SAN FRANCISCO -- Yahoo's Internet advertising revenue crumbled further during the first three months of the year and overshadowed a surge in the company's earnings.
The results released Tuesday seemed to dim some of the aura surrounding Yahoo CEO Marissa Mayer, who was lured away from a top job at Google Inc. nine months ago to engineer a turnaround at a company that has been struggling for years.
There have been signs of encouragement since Mayer's arrival, most notably the first increase in Yahoo's annual revenue since 2008. Although the 2012 gain was just 2 percent, it raised hopes that growth would accelerate this year.
Instead, Yahoo's total revenue shrank by 7 percent in the latest quarter from the same time last year. The weak spot was in one of Yahoo's former strengths -- display advertising. After subtracting the commissions that Yahoo pays its partners, the company's display advertising revenue fell by 11 percent from last year to $402 million. That development suggests that Yahoo is losing more ground in a key area of Internet advertising to Google Inc., which already dominates search advertising, and Facebook Inc., whose online social network is becoming a more powerful marketing magnet.
On the plus side, Yahoo's first-quarter earnings surged 36 percent to top analyst estimates. But much of the higher profit flowed from investments such as Yahoo's 24 percent stake in Alibaba Group, a rapidly growing Internet company in China.
"They are making more money (as) an investment house," BGC Financial analyst Colin Gillis said.
Investors seemed more dismayed with the downturn in Yahoo's display advertising than the growth in earnings. Yahoo's stock sank $1.01, or nearly 4.3 percent, to $22.78 in extended trading. The shares had been up by more than 50 percent since Mayer's arrival.
In a conference call, Mayer reiterated her earlier statements that it may take several years before Yahoo's revenue is growing at a robust clip. For now, she said she is please that the business had become more stable under her leadership while making improvements to its services that will attract more visitors.
"Our long-term success will be defined by a series of sprints," Mayer told analysts. "We are reaching the end of the first sprint."
Yahoo Inc. earned $390 million, or 35 cents per share, in the first quarter, compared with $286 million, or 23 cents per share, at the same time last year.
If not for expenses covering employee stock compensation and certain other costs, Yahoo said it would have earned 38 cents per share. That was well above the average estimate of 25 cents per share among analysts surveyed by FactSet.

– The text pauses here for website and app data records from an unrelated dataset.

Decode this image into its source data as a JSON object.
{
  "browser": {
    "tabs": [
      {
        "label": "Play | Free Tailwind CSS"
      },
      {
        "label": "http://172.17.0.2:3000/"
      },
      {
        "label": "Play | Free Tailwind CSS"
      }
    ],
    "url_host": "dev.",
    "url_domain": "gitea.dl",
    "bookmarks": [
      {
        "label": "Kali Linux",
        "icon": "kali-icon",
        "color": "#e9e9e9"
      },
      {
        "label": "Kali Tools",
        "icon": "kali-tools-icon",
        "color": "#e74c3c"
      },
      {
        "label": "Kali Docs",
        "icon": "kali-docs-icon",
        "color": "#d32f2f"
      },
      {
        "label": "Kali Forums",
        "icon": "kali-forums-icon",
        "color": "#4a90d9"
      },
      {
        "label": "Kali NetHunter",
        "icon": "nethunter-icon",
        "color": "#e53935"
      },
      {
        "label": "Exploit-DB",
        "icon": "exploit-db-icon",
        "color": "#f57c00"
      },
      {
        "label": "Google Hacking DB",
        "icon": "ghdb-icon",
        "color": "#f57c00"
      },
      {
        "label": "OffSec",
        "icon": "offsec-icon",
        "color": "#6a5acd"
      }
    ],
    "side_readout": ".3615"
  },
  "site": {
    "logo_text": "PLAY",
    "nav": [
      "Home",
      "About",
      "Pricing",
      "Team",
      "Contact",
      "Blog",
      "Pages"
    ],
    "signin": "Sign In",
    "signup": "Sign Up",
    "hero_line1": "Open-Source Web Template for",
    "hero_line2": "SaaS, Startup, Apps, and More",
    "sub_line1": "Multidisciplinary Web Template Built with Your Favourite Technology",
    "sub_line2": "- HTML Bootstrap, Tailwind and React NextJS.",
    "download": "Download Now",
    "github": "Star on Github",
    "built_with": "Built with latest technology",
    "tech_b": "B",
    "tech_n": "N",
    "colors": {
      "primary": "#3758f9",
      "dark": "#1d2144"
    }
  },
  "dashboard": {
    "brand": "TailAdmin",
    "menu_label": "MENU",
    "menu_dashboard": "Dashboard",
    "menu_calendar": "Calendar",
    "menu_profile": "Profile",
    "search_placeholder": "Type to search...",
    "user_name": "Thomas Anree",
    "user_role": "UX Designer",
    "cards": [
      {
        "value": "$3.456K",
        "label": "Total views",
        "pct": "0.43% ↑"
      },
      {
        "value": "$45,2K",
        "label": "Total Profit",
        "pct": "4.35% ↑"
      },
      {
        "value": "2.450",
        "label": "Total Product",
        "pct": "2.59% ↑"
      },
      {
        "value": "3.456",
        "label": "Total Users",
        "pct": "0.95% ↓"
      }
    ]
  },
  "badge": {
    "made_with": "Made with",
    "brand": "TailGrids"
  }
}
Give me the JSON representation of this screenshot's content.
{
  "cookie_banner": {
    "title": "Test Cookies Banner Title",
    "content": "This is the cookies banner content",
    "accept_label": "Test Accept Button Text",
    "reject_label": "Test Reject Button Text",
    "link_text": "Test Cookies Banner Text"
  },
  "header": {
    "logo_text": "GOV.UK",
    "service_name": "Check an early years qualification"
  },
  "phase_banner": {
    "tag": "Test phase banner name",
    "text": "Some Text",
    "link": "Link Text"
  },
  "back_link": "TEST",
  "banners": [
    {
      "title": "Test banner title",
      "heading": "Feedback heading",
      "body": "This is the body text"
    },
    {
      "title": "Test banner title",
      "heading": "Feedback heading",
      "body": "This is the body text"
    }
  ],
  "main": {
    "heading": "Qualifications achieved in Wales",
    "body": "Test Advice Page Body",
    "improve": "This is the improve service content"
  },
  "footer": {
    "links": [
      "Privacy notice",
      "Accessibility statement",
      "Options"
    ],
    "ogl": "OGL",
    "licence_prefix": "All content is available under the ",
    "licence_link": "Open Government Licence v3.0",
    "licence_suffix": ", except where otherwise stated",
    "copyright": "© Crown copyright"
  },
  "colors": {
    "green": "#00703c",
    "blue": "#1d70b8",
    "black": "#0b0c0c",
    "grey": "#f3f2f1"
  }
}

Revenue totaled $1.14 billion, down from $1.22 billion at the same time last year.
After subtracting ad commissions, Yahoo's revenue stood at $1.07 billion, about $30 million below analyst projections.
Analysts accepted Mayer's assessment that change will take time.
"You have to remember that turnarounds take a long time and we are still in the early innings of that," Gillis said.
Gartner analyst Andrew Frank noted that earnings were stronger than expected and "they didn't miss revenue by a lot." He called the results positive overall and said he didn't see any warning signs in there.
Mayer has been trying to make Yahoo's online services more engaging and easier to use in hopes that the improvements will encourage Web surfers to visit more frequently and stay for longer. That would help Yahoo sell more advertising to marketers who have been funneling more of their online budgets to Google and Facebook Inc. in recent years. Mayer also has been trying to recast Yahoo's services so they are better suited for the growing audience consuming content on smartphones and tablet computers.
As part of a makeover under Mayer, Yahoo has redesigned its home page, email service and Flickr photo-sharing service. The company, which is based in Sunnyvale, Calif., also has made a series of small acquisitions aimed primarily at attracting more engineers with expertise in mobile applications and social networking.
Those changes haven't been enough to generate a large enough increase in Yahoo's revenue to match the growth at the other major players in the Internet ad market. Google's ad revenues have been climbing by about 20 percent in recent quarters while Facebook's has been surging by about 40 percent. Google is scheduled to report its first-quarter results Thursday, while Facebook plans to post its numbers on May 1.
Yahoo also has been lagging the growth in the overall ad market, a trend expected to continue at least through the rest of this year. In Yahoo's main market, the U.S., the company's ad revenue this year is expected to increase by about 3 percent, according to the research firm eMarketer. That contrasts with an anticipated 25 percent gain in overall spending on digital ads in the U.S. this year, eMarketer said.
AP Technology Writer Barbara Ortutay in New York contributed to this story.